OPINION: Photoshopping bodies has no place in advertising

Advertising is inescapable in modern society. Just by living in a city like Chicago, we are exposed to hundreds — if not thousands — of advertisements just by walking out our front doors.

Advertisers control one of the most accessible and saturated messaging channels that exist. Because advertising is so prevalent, advertisers play a powerful role in shaping our culture. Whether they acknowledge it or not, by photoshopping humans in advertisements, advertising professionals are promoting unhealthy standards for body image.

As someone who has studied advertising, I believe that the young people entering this field can change the body image problem in advertising.
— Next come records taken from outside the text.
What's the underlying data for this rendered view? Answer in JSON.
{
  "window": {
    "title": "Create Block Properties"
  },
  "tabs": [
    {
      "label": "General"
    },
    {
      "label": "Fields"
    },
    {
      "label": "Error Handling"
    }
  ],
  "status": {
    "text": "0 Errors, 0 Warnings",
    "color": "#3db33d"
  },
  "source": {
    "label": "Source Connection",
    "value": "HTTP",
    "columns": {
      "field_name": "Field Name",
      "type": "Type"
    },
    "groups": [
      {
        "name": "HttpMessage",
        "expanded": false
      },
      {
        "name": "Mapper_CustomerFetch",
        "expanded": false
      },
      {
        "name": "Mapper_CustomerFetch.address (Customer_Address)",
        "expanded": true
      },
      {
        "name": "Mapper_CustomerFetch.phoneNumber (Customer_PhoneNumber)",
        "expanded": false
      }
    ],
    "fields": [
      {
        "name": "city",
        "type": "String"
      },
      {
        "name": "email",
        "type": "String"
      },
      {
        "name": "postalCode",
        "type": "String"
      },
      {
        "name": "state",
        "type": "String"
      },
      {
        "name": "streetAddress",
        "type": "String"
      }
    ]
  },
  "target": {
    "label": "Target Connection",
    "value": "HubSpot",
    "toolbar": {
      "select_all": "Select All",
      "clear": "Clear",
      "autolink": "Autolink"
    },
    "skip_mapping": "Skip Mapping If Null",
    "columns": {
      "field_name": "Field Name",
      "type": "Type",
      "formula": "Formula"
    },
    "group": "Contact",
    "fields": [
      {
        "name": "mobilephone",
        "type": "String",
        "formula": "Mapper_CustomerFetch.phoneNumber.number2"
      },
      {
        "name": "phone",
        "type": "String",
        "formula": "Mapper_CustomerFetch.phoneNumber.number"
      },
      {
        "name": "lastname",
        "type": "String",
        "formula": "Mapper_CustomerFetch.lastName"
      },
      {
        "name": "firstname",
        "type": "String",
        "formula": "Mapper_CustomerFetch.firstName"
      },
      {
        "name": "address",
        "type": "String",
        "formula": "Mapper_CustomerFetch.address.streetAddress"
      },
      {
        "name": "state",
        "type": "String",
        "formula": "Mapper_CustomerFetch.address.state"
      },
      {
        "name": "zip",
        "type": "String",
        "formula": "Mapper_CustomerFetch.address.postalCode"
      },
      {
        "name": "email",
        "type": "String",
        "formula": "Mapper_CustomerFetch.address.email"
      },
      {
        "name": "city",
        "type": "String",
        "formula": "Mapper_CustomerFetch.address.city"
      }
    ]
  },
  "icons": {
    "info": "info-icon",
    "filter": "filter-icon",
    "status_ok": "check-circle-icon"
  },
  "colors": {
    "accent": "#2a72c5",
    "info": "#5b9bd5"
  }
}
There is no place for retouching and photoshopping bodies in advertising.

During my morning commute, I can not help but look at the giant billboards and LED screens that show celebrities, models and spokespeople promoting the latest products and services. As I look at their unblemished skin, bright white teeth and sometimes impossibly skinny frames, I start to question whether I am being sold a version of this person that is unrealistic.

I may suspect that the advertiser has gone in and smoothed the person’s skin, brightened their teeth or even shaved off a few pounds with photoshop, but without a direct disclosure from the advertiser, I can never be sure. For all I know, the people in the ads are naturally perfect.

When you are constantly fed images of perfect people through advertising, it can make you start to draw unfair comparisons. I know that I do not look like the people I see in ads, but because the flawless people are the only group represented, I start to feel insecure about my own appearance. Sometimes, I feel like I should look more like them.

If these models are being retouched and edited, they are inadvertently setting an unrealistic body image standard. When a certain look is perpetuated over and over again in advertising using photoshop, it creates a problematic expectation for the average person and their own appearance.

In the United Kingdom, a bill was introduced to tackle the harmful effects of photoshopping bodies in advertising. The “Digitally Altered Body Images bill” seeks to ensure that advertisers and influencers are upfront about any editing of human faces and bodies in their campaigns.

Luke Evans, the government official who introduced the bill, wants advertisers, broadcasters and publishers to add a logo disclaimer to retouched images. Evans said that adding this logo would be no different than paid promotion disclaimers or disclaimers about not using actual video game footage in commercials.

The bill was created to address mental health, body image and self-loathing. Evans says that he hopes that more advertisers will show body positivity instead of bodies that “are literally impossible without digital manipulation.”

If government officials are concerned for their constituents, photoshopping in advertising is a problem that needs to be addressed.

Some may argue that the correlation between looking at advertising and having a poor body image is purely anecdotal.

That is not the case.

The image-sharing platform Instagram has been under intense scrutiny for being unhealthy for teenage girls. A whistleblower for Facebook said that studies from the company found that 13.5% of U.K. teen girls said Instagram worsens suicidal thoughts and 17% of teen girls say their eating disorders got worse after Instagram use.

Manipulation of photos results in poor body image, harming young women who see these kinds of advertisements or sponsored content from influencers.

Government officials, companies and consumers have brought attention to the harmful effects of photoshop in advertising. It is not healthy to push body standards that are not achievable without editing. It warps people’s body image and creates harmful standards in society.

Advertisers have a responsibility to consumers. As the people behind one of the most powerful media channels, we need to understand how we are creating harm. We must stop retouching people’s bodies.

Photoshop has no place in advertising.